# [Exercise prompt]
A faithful copy of all the data is the goal; omit the pictures.

# # #

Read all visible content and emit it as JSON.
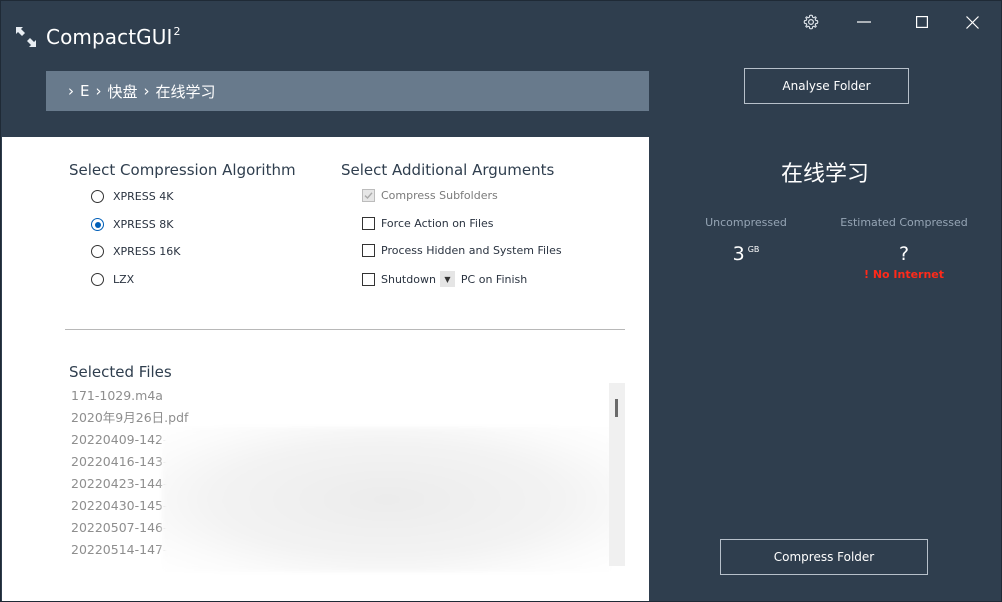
{
  "app": {
    "title": "CompactGUI",
    "title_sup": "2"
  },
  "window_controls": {
    "settings_icon": "gear-icon",
    "minimize_icon": "minimize-icon",
    "maximize_icon": "maximize-icon",
    "close_icon": "close-icon"
  },
  "breadcrumb": {
    "items": [
      "E",
      "快盘",
      "在线学习"
    ]
  },
  "analyse_button": "Analyse Folder",
  "compression": {
    "title": "Select Compression Algorithm",
    "options": [
      {
        "label": "XPRESS 4K",
        "selected": false
      },
      {
        "label": "XPRESS 8K",
        "selected": true
      },
      {
        "label": "XPRESS 16K",
        "selected": false
      },
      {
        "label": "LZX",
        "selected": false
      }
    ]
  },
  "arguments": {
    "title": "Select Additional Arguments",
    "compress_subfolders": "Compress Subfolders",
    "force_action": "Force Action on Files",
    "process_hidden": "Process Hidden and System Files",
    "shutdown_prefix": "Shutdown",
    "shutdown_suffix": "PC on Finish"
  },
  "selected_files": {
    "title": "Selected Files",
    "files": [
      "171-1029.m4a",
      "2020年9月26日.pdf",
      "20220409-142-",
      "20220416-143-",
      "20220423-144-",
      "20220430-145-",
      "20220507-146-",
      "20220514-147-"
    ]
  },
  "summary": {
    "folder_name": "在线学习",
    "uncompressed_label": "Uncompressed",
    "uncompressed_value": "3",
    "uncompressed_unit": "GB",
    "estimated_label": "Estimated Compressed",
    "estimated_value": "?",
    "warning": "! No Internet"
  },
  "compress_button": "Compress Folder",
  "colors": {
    "background": "#2f3e4e",
    "breadcrumb_bg": "#687a8c",
    "accent": "#005fb8",
    "warning": "#ff2a1a"
  }
}
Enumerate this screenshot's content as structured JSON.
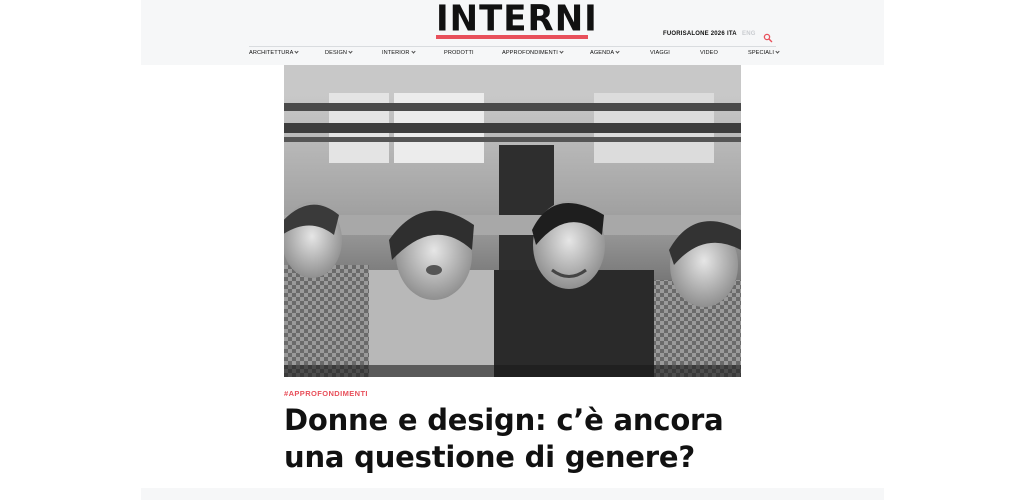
{
  "header": {
    "logo": "INTERNI",
    "fuorisalone": "FUORISALONE 2026",
    "lang_active": "ITA",
    "lang_inactive": "ENG",
    "search_icon": "search-icon",
    "accent_color": "#e8505b"
  },
  "nav": {
    "items": [
      {
        "label": "ARCHITETTURA",
        "dropdown": true
      },
      {
        "label": "DESIGN",
        "dropdown": true
      },
      {
        "label": "INTERIOR",
        "dropdown": true
      },
      {
        "label": "PRODOTTI",
        "dropdown": false
      },
      {
        "label": "APPROFONDIMENTI",
        "dropdown": true
      },
      {
        "label": "AGENDA",
        "dropdown": true
      },
      {
        "label": "VIAGGI",
        "dropdown": false
      },
      {
        "label": "VIDEO",
        "dropdown": false
      },
      {
        "label": "SPECIALI",
        "dropdown": true
      }
    ]
  },
  "article": {
    "image": "black-and-white photo of four women smiling through a window",
    "tag": "#APPROFONDIMENTI",
    "title_line1": "Donne e design: c’è ancora",
    "title_line2": "una questione di genere?"
  }
}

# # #

# [Written response]
Read all visible content and emit it as JSON.
{
  "app": {
    "title": "CompactGUI",
    "title_sup": "2"
  },
  "window_controls": {
    "settings_icon": "gear-icon",
    "minimize_icon": "minimize-icon",
    "maximize_icon": "maximize-icon",
    "close_icon": "close-icon"
  },
  "breadcrumb": {
    "items": [
      "E",
      "快盘",
      "在线学习"
    ]
  },
  "analyse_button": "Analyse Folder",
  "compression": {
    "title": "Select Compression Algorithm",
    "options": [
      {
        "label": "XPRESS 4K",
        "selected": false
      },
      {
        "label": "XPRESS 8K",
        "selected": true
      },
      {
        "label": "XPRESS 16K",
        "selected": false
      },
      {
        "label": "LZX",
        "selected": false
      }
    ]
  },
  "arguments": {
    "title": "Select Additional Arguments",
    "compress_subfolders": "Compress Subfolders",
    "force_action": "Force Action on Files",
    "process_hidden": "Process Hidden and System Files",
    "shutdown_prefix": "Shutdown",
    "shutdown_suffix": "PC on Finish"
  },
  "selected_files": {
    "title": "Selected Files",
    "files": [
      "171-1029.m4a",
      "2020年9月26日.pdf",
      "20220409-142-",
      "20220416-143-",
      "20220423-144-",
      "20220430-145-",
      "20220507-146-",
      "20220514-147-"
    ]
  },
  "summary": {
    "folder_name": "在线学习",
    "uncompressed_label": "Uncompressed",
    "uncompressed_value": "3",
    "uncompressed_unit": "GB",
    "estimated_label": "Estimated Compressed",
    "estimated_value": "?",
    "warning": "! No Internet"
  },
  "compress_button": "Compress Folder",
  "colors": {
    "background": "#2f3e4e",
    "breadcrumb_bg": "#687a8c",
    "accent": "#005fb8",
    "warning": "#ff2a1a"
  }
}
Enumerate this screenshot's content as structured JSON.
{
  "header": {
    "logo": "INTERNI",
    "fuorisalone": "FUORISALONE 2026",
    "lang_active": "ITA",
    "lang_inactive": "ENG",
    "search_icon": "search-icon",
    "accent_color": "#e8505b"
  },
  "nav": {
    "items": [
      {
        "label": "ARCHITETTURA",
        "dropdown": true
      },
      {
        "label": "DESIGN",
        "dropdown": true
      },
      {
        "label": "INTERIOR",
        "dropdown": true
      },
      {
        "label": "PRODOTTI",
        "dropdown": false
      },
      {
        "label": "APPROFONDIMENTI",
        "dropdown": true
      },
      {
        "label": "AGENDA",
        "dropdown": true
      },
      {
        "label": "VIAGGI",
        "dropdown": false
      },
      {
        "label": "VIDEO",
        "dropdown": false
      },
      {
        "label": "SPECIALI",
        "dropdown": true
      }
    ]
  },
  "article": {
    "image": "black-and-white photo of four women smiling through a window",
    "tag": "#APPROFONDIMENTI",
    "title_line1": "Donne e design: c’è ancora",
    "title_line2": "una questione di genere?"
  }
}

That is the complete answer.